Each line below is to be set down again exactly.

RECORD EXCERPTS:
###

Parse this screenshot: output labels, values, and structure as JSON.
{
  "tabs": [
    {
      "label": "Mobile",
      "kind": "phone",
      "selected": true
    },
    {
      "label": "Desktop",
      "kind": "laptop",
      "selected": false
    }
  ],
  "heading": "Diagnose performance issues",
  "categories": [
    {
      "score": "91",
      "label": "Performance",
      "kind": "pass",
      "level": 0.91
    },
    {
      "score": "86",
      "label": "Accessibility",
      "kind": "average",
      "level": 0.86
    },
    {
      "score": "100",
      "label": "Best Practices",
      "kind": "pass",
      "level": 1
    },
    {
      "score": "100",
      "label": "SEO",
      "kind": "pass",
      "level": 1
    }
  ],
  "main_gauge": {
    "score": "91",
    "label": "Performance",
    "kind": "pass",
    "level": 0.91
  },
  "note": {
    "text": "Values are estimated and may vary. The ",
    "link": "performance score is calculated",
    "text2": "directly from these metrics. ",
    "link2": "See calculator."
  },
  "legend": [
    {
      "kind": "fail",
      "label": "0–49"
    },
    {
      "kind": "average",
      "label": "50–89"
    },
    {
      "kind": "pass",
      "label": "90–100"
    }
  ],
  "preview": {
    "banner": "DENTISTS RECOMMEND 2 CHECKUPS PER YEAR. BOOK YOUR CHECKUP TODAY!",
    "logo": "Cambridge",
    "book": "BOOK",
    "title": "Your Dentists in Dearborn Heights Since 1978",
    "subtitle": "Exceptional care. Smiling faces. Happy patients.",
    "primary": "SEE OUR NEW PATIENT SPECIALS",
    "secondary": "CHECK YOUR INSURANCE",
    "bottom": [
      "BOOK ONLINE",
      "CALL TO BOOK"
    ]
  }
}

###

SOLUTION TO THIS PROBLEM:
Parse this screenshot: output labels, values, and structure as JSON.
{
  "tabs": [
    {
      "label": "Mobile",
      "kind": "phone",
      "selected": true
    },
    {
      "label": "Desktop",
      "kind": "laptop",
      "selected": false
    }
  ],
  "heading": "Diagnose performance issues",
  "categories": [
    {
      "score": "91",
      "label": "Performance",
      "kind": "pass",
      "level": 0.91
    },
    {
      "score": "86",
      "label": "Accessibility",
      "kind": "average",
      "level": 0.86
    },
    {
      "score": "100",
      "label": "Best Practices",
      "kind": "pass",
      "level": 1
    },
    {
      "score": "100",
      "label": "SEO",
      "kind": "pass",
      "level": 1
    }
  ],
  "main_gauge": {
    "score": "91",
    "label": "Performance",
    "kind": "pass",
    "level": 0.91
  },
  "note": {
    "text": "Values are estimated and may vary. The ",
    "link": "performance score is calculated",
    "text2": "directly from these metrics. ",
    "link2": "See calculator."
  },
  "legend": [
    {
      "kind": "fail",
      "label": "0–49"
    },
    {
      "kind": "average",
      "label": "50–89"
    },
    {
      "kind": "pass",
      "label": "90–100"
    }
  ],
  "preview": {
    "banner": "DENTISTS RECOMMEND 2 CHECKUPS PER YEAR. BOOK YOUR CHECKUP TODAY!",
    "logo": "Cambridge",
    "book": "BOOK",
    "title": "Your Dentists in Dearborn Heights Since 1978",
    "subtitle": "Exceptional care. Smiling faces. Happy patients.",
    "primary": "SEE OUR NEW PATIENT SPECIALS",
    "secondary": "CHECK YOUR INSURANCE",
    "bottom": [
      "BOOK ONLINE",
      "CALL TO BOOK"
    ]
  }
}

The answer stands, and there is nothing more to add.